Instead of cutting back and giving ourselves a break, we followed the community’s wishes and kept going — and then made ScienceOnline even bigger. Karyn joined the ScienceOnline planning committee, ScienceOnline2012 was a huge success, and the three of us knew it was time to form the organization. With pro bono help from Erin’s law firm — following in the steps of so many other organizations and individuals who have given time, effort, money and other resources to ScienceOnline through the years — and pledges of support from two foundations, we submitted the North Carolina and IRS paperwork, and cheered when ScienceOnline became official. That’s why we had plenty to toast last week when we sipped our DIY slivovitz.

Still, I’ve been waking up each morning with a jolt, thinking I’m supposed to be responsible for the conference, the one chasing down the details, the one making the decisions. Then I remember that that’s Karyn’s job now (Bora, we’re job creators! Karyn, you’re an executive!), and I happily realize I don’t have the chest pain that sent me to clinic last year for an EKG (heartburn only), and that this is the way I wanted it to be. Now I’m chairman of the board, responsible for leading an organization and supporting the community in a whole new way. What an awesome, and energizing, way to start each day.

Looking back at Bora’s blog post on the eve of the first conference, I can’t help but feel amazed at what our coffee conversation has led to. The first comment on that post asks about livestreaming at a time when we were just worried about getting people at the conference to talk, and now ScienceOnline has grown into this entity with a board and a director and all those watch parties and satellite groups forming around the world.

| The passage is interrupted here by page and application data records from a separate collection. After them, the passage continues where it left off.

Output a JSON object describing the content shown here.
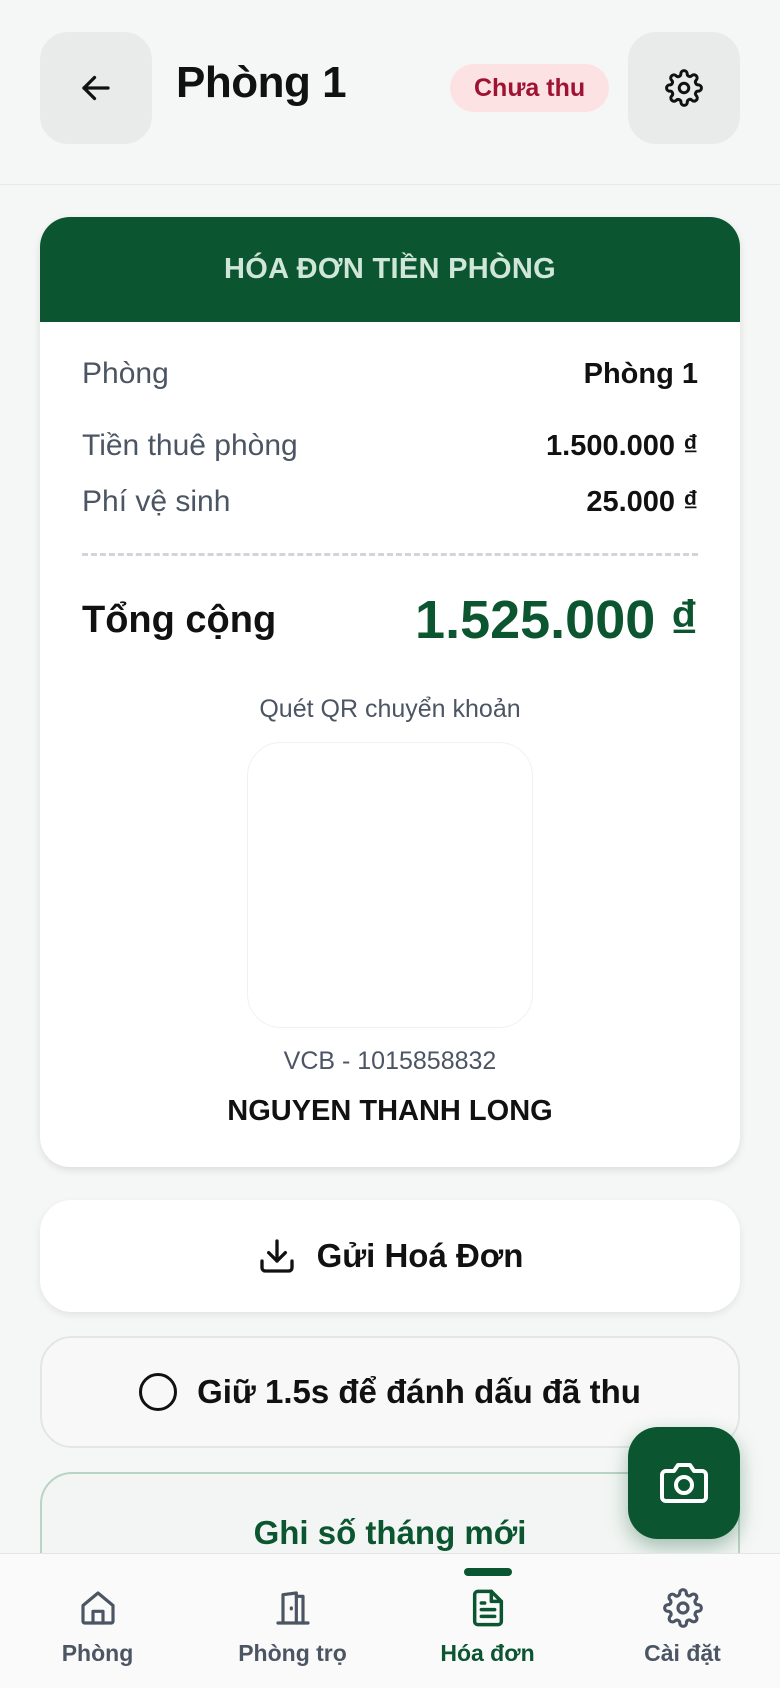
{
  "header": {
    "title": "Phòng 1",
    "status": "Chưa thu",
    "back_icon": "arrow-left-icon",
    "settings_icon": "gear-icon"
  },
  "invoice": {
    "heading": "HÓA ĐƠN TIỀN PHÒNG",
    "room_label": "Phòng",
    "room_value": "Phòng 1",
    "rent_label": "Tiền thuê phòng",
    "rent_value": "1.500.000 ₫",
    "cleaning_label": "Phí vệ sinh",
    "cleaning_value": "25.000 ₫",
    "total_label": "Tổng cộng",
    "total_value": "1.525.000 ₫",
    "qr_caption": "Quét QR chuyển khoản",
    "account": "VCB - 1015858832",
    "owner": "NGUYEN THANH LONG"
  },
  "actions": {
    "send_label": "Gửi Hoá Đơn",
    "hold_label": "Giữ 1.5s để đánh dấu đã thu",
    "new_book_label": "Ghi số tháng mới"
  },
  "fab": {
    "icon": "camera-icon"
  },
  "nav": {
    "items": [
      {
        "label": "Phòng",
        "icon": "home-icon",
        "active": false
      },
      {
        "label": "Phòng trọ",
        "icon": "door-icon",
        "active": false
      },
      {
        "label": "Hóa đơn",
        "icon": "document-icon",
        "active": true
      },
      {
        "label": "Cài đặt",
        "icon": "gear-icon",
        "active": false
      }
    ]
  },
  "colors": {
    "brand": "#0b5630",
    "status_bg": "#fde2e4",
    "status_text": "#9f1232"
  }
}
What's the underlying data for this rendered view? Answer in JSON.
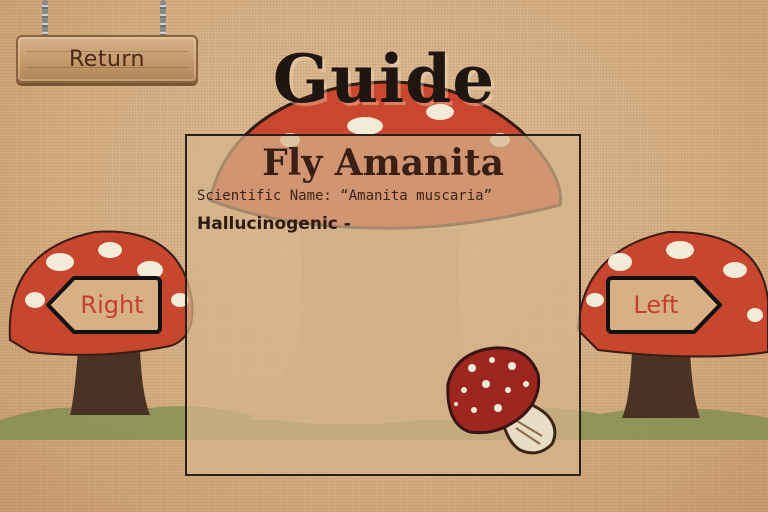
{
  "nav": {
    "return_label": "Return"
  },
  "page": {
    "title": "Guide"
  },
  "card": {
    "name": "Fly Amanita",
    "scientific_name": "Scientific Name: “Amanita muscaria”",
    "effect": "Hallucinogenic -"
  },
  "arrows": {
    "right_label": "Right",
    "left_label": "Left"
  },
  "colors": {
    "accent": "#c4402a",
    "cap_red": "#c8442a",
    "text_dark": "#3a2014"
  }
}
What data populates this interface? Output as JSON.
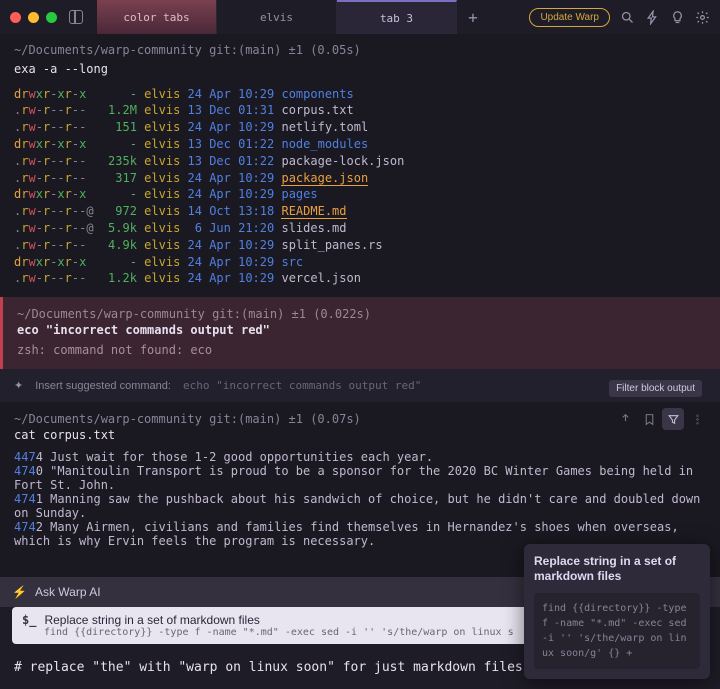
{
  "tabs": [
    "color tabs",
    "elvis",
    "tab 3"
  ],
  "update_btn": "Update Warp",
  "block1": {
    "prompt": "~/Documents/warp-community git:(main) ±1 (0.05s)",
    "cmd": "exa -a --long",
    "rows": [
      {
        "perm": "drwxr-xr-x",
        "size": "-",
        "user": "elvis",
        "date": "24 Apr 10:29",
        "name": "components",
        "dir": true
      },
      {
        "perm": ".rw-r--r--",
        "size": "1.2M",
        "user": "elvis",
        "date": "13 Dec 01:31",
        "name": "corpus.txt"
      },
      {
        "perm": ".rw-r--r--",
        "size": "151",
        "user": "elvis",
        "date": "24 Apr 10:29",
        "name": "netlify.toml"
      },
      {
        "perm": "drwxr-xr-x",
        "size": "-",
        "user": "elvis",
        "date": "13 Dec 01:22",
        "name": "node_modules",
        "dir": true
      },
      {
        "perm": ".rw-r--r--",
        "size": "235k",
        "user": "elvis",
        "date": "13 Dec 01:22",
        "name": "package-lock.json"
      },
      {
        "perm": ".rw-r--r--",
        "size": "317",
        "user": "elvis",
        "date": "24 Apr 10:29",
        "name": "package.json",
        "hl": true
      },
      {
        "perm": "drwxr-xr-x",
        "size": "-",
        "user": "elvis",
        "date": "24 Apr 10:29",
        "name": "pages",
        "dir": true
      },
      {
        "perm": ".rw-r--r--@",
        "size": "972",
        "user": "elvis",
        "date": "14 Oct 13:18",
        "name": "README.md",
        "hl": true
      },
      {
        "perm": ".rw-r--r--@",
        "size": "5.9k",
        "user": "elvis",
        "date": " 6 Jun 21:20",
        "name": "slides.md"
      },
      {
        "perm": ".rw-r--r--",
        "size": "4.9k",
        "user": "elvis",
        "date": "24 Apr 10:29",
        "name": "split_panes.rs"
      },
      {
        "perm": "drwxr-xr-x",
        "size": "-",
        "user": "elvis",
        "date": "24 Apr 10:29",
        "name": "src",
        "dir": true
      },
      {
        "perm": ".rw-r--r--",
        "size": "1.2k",
        "user": "elvis",
        "date": "24 Apr 10:29",
        "name": "vercel.json"
      }
    ]
  },
  "block2": {
    "prompt": "~/Documents/warp-community git:(main) ±1 (0.022s)",
    "cmd": "eco \"incorrect commands output red\"",
    "out": "zsh: command not found: eco"
  },
  "suggest": {
    "label": "Insert suggested command:",
    "cmd": "echo \"incorrect commands output red\""
  },
  "tooltip": "Filter block output",
  "block3": {
    "prompt": "~/Documents/warp-community git:(main) ±1 (0.07s)",
    "cmd": "cat corpus.txt",
    "lines": [
      {
        "n": "4474",
        "txt": "   Just wait for those 1-2 good opportunities each year."
      },
      {
        "n": "4740",
        "txt": "   \"Manitoulin Transport is proud to be a sponsor for the 2020 BC Winter Games being held in Fort St. John."
      },
      {
        "n": "4741",
        "txt": "   Manning saw the pushback about his sandwich of choice, but he didn't care and doubled down on Sunday."
      },
      {
        "n": "4742",
        "txt": "   Many Airmen, civilians and families find themselves in Hernandez's shoes when overseas, which is why Ervin feels the program is necessary."
      }
    ]
  },
  "ai_bar": "Ask Warp AI",
  "suggestion": {
    "title": "Replace string in a set of markdown files",
    "cmd": "find {{directory}} -type f -name \"*.md\" -exec sed -i '' 's/the/warp on linux s"
  },
  "input": "# replace \"the\" with \"warp on linux soon\" for just markdown files",
  "preview": {
    "title": "Replace string in a set of markdown files",
    "code": "find {{directory}} -type f -name \"*.md\" -exec sed -i '' 's/the/warp on linux soon/g' {} +"
  }
}
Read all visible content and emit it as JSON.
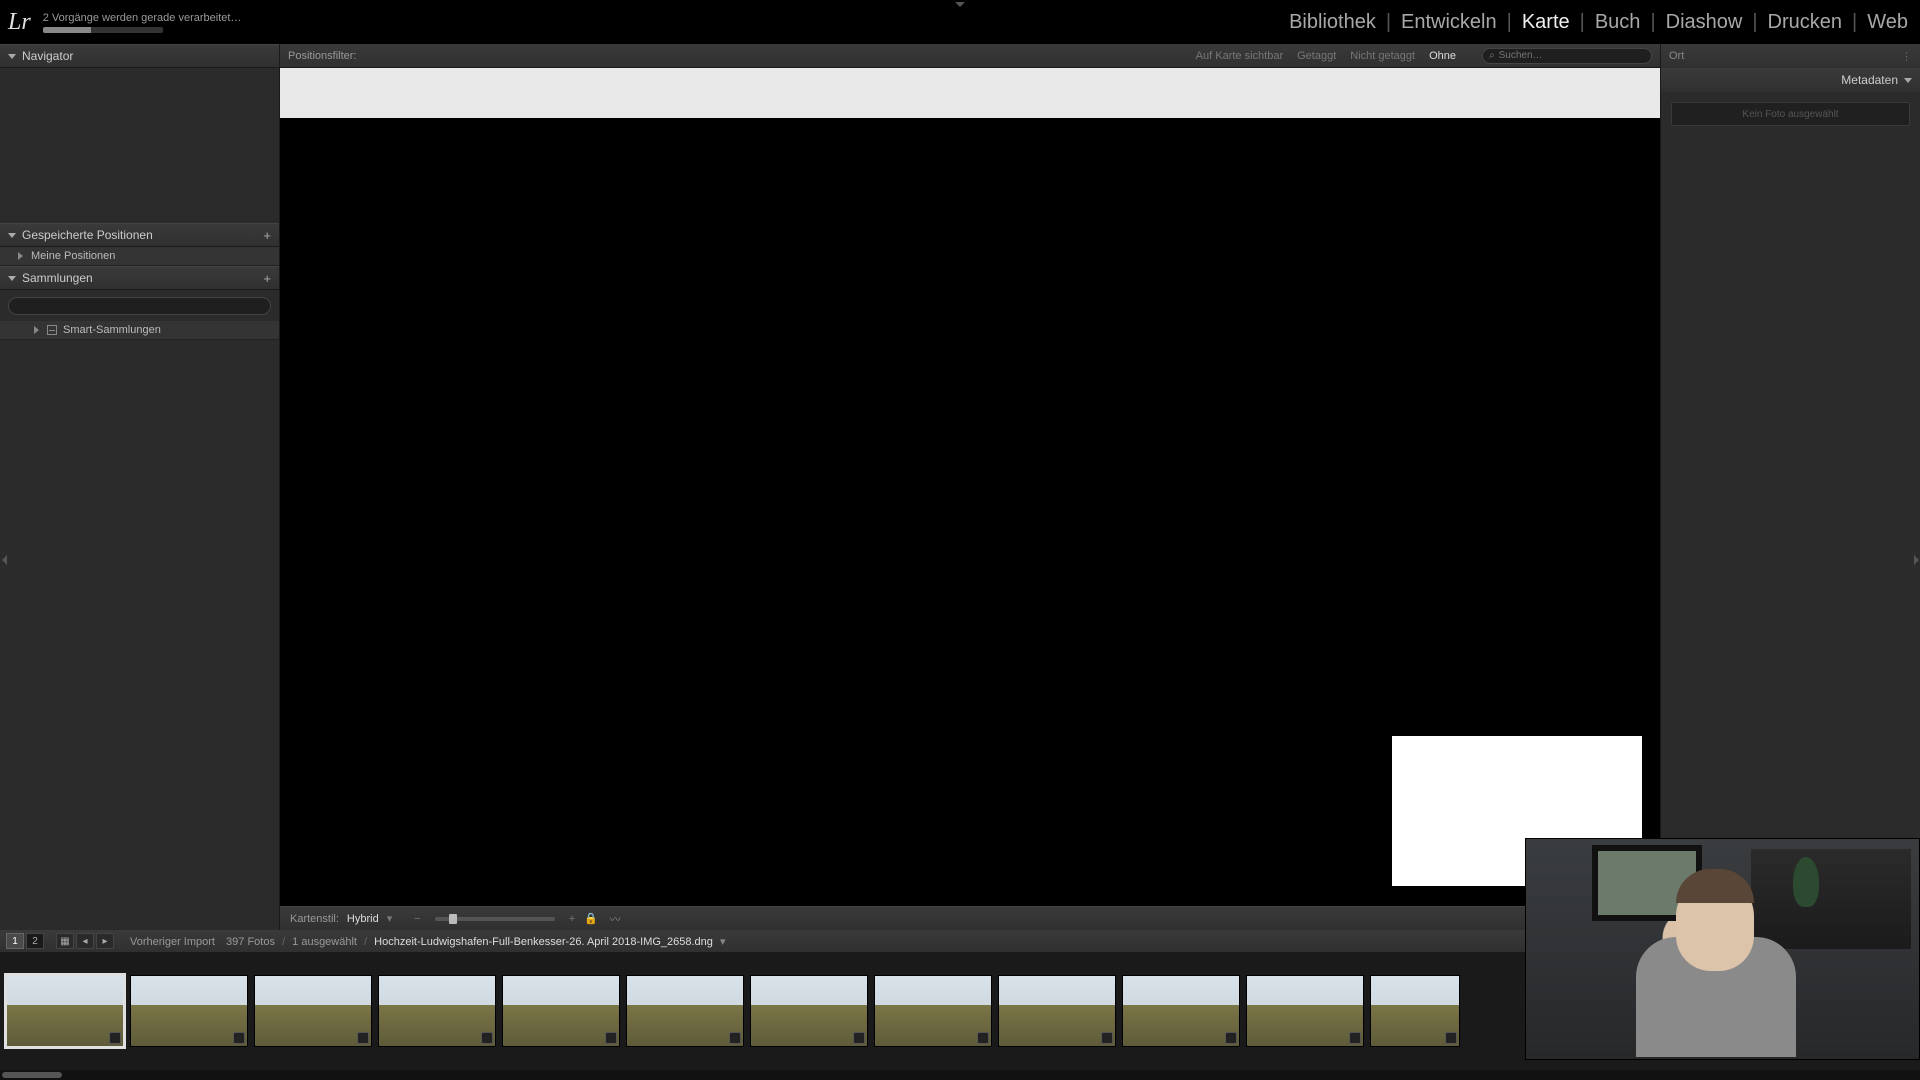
{
  "app": {
    "logo": "Lr"
  },
  "status": {
    "text": "2 Vorgänge werden gerade verarbeitet…"
  },
  "modules": {
    "items": [
      "Bibliothek",
      "Entwickeln",
      "Karte",
      "Buch",
      "Diashow",
      "Drucken",
      "Web"
    ],
    "active_index": 2
  },
  "left_panel": {
    "navigator": "Navigator",
    "saved_locations": {
      "title": "Gespeicherte Positionen",
      "item": "Meine Positionen"
    },
    "collections": {
      "title": "Sammlungen",
      "smart": "Smart-Sammlungen",
      "search_placeholder": ""
    }
  },
  "center": {
    "filter_label": "Positionsfilter:",
    "filters": {
      "visible": "Auf Karte sichtbar",
      "tagged": "Getaggt",
      "untagged": "Nicht getaggt",
      "none": "Ohne"
    },
    "search_placeholder": "Suchen…",
    "map_style_label": "Kartenstil:",
    "map_style_value": "Hybrid"
  },
  "right_panel": {
    "ort_label": "Ort",
    "metadata": "Metadaten",
    "placeholder": "Kein Foto ausgewählt"
  },
  "filmstrip": {
    "crumb_source": "Vorheriger Import",
    "crumb_count": "397 Fotos",
    "crumb_selected": "1 ausgewählt",
    "crumb_file": "Hochzeit-Ludwigshafen-Full-Benkesser-26. April 2018-IMG_2658.dng",
    "thumb_count": 12
  }
}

Wow! ScienceOnline, what have you become?!

Looking ahead, I’m super excited about what we, the ScienceOnline community, are going to accomplish together, starting with ScienceOnline2013. The eagerness of scio13 attendees to get to Raleigh to begin those conversations and festivities is infectious. Just watch the Twitter stream.

My goals for ScienceOnline2013
So, as I get ready for the conference next week, I breathe deeply and prepare to dive into the event in a personally new and exciting way. It almost feels like I’ll be a first-time participant. Here’s what I hope to do at the conference:

  1. Say hi to old friends, exchange handshakes and hugs, meet new friends, thank one and all for their part in making ScienceOnline such a splendidly rich and supportive community.
  2. Take part in the discussion sessions, connect with others in the Figshare Cafe and have fun at the evening parties. Listen more than I talk. Learn and observe. Help where I can.
  3. Find 10 tools, examples or strategies for improving how we communicate the science and research of the Duke Department of Medicine.
  4. Find at least three people with whom I can collaborate on a project, activity, or initiative.
  5. Have a ton of fun and dance Gangnam Style.
  6. Beam. With. Pride.

Anton Zuiker

© 2000 Zuiker Chronicles Publishing, LLC